**What this task involves:** Go through the entries below and copy each line containing the word "title".
BEGIN Material provided
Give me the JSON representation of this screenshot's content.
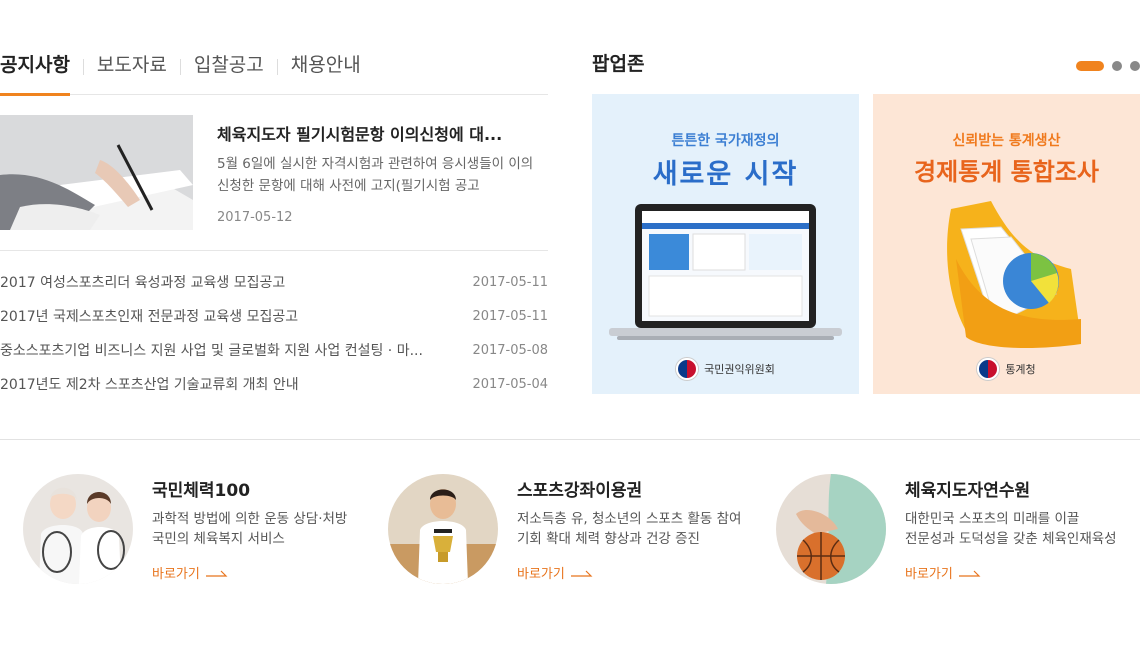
{
  "notice": {
    "tabs": [
      "공지사항",
      "보도자료",
      "입찰공고",
      "채용안내"
    ],
    "featured": {
      "title": "체육지도자 필기시험문항 이의신청에 대...",
      "desc": "5월 6일에 실시한 자격시험과 관련하여 응시생들이 이의 신청한 문항에 대해 사전에 고지(필기시험 공고",
      "date": "2017-05-12"
    },
    "items": [
      {
        "title": "2017 여성스포츠리더 육성과정 교육생 모집공고",
        "date": "2017-05-11"
      },
      {
        "title": "2017년 국제스포츠인재 전문과정 교육생 모집공고",
        "date": "2017-05-11"
      },
      {
        "title": "중소스포츠기업 비즈니스 지원 사업 및 글로벌화 지원 사업 컨설팅 · 마...",
        "date": "2017-05-08"
      },
      {
        "title": "2017년도 제2차 스포츠산업 기술교류회 개최 안내",
        "date": "2017-05-04"
      }
    ]
  },
  "popup": {
    "title": "팝업존",
    "banners": [
      {
        "sub": "튼튼한 국가재정의",
        "main": "새로운 시작",
        "org": "국민권익위원회"
      },
      {
        "sub": "신뢰받는 통계생산",
        "main": "경제통계 통합조사",
        "org": "통계청"
      }
    ]
  },
  "quick": [
    {
      "title": "국민체력100",
      "desc1": "과학적 방법에 의한 운동 상담·처방",
      "desc2": "국민의 체육복지 서비스",
      "link": "바로가기"
    },
    {
      "title": "스포츠강좌이용권",
      "desc1": "저소득층 유, 청소년의 스포츠 활동 참여",
      "desc2": "기회 확대 체력 향상과 건강 증진",
      "link": "바로가기"
    },
    {
      "title": "체육지도자연수원",
      "desc1": "대한민국 스포츠의 미래를 이끌",
      "desc2": "전문성과 도덕성을 갖춘 체육인재육성",
      "link": "바로가기"
    }
  ],
  "colors": {
    "accent": "#f0831e",
    "link": "#e8741c"
  }
}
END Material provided
**Your response:**
      "title": "체육지도자 필기시험문항 이의신청에 대...",
        "title": "2017 여성스포츠리더 육성과정 교육생 모집공고",
        "title": "2017년 국제스포츠인재 전문과정 교육생 모집공고",
        "title": "중소스포츠기업 비즈니스 지원 사업 및 글로벌화 지원 사업 컨설팅 · 마...",
        "title": "2017년도 제2차 스포츠산업 기술교류회 개최 안내",
    "title": "팝업존",
      "title": "국민체력100",
      "title": "스포츠강좌이용권",
      "title": "체육지도자연수원",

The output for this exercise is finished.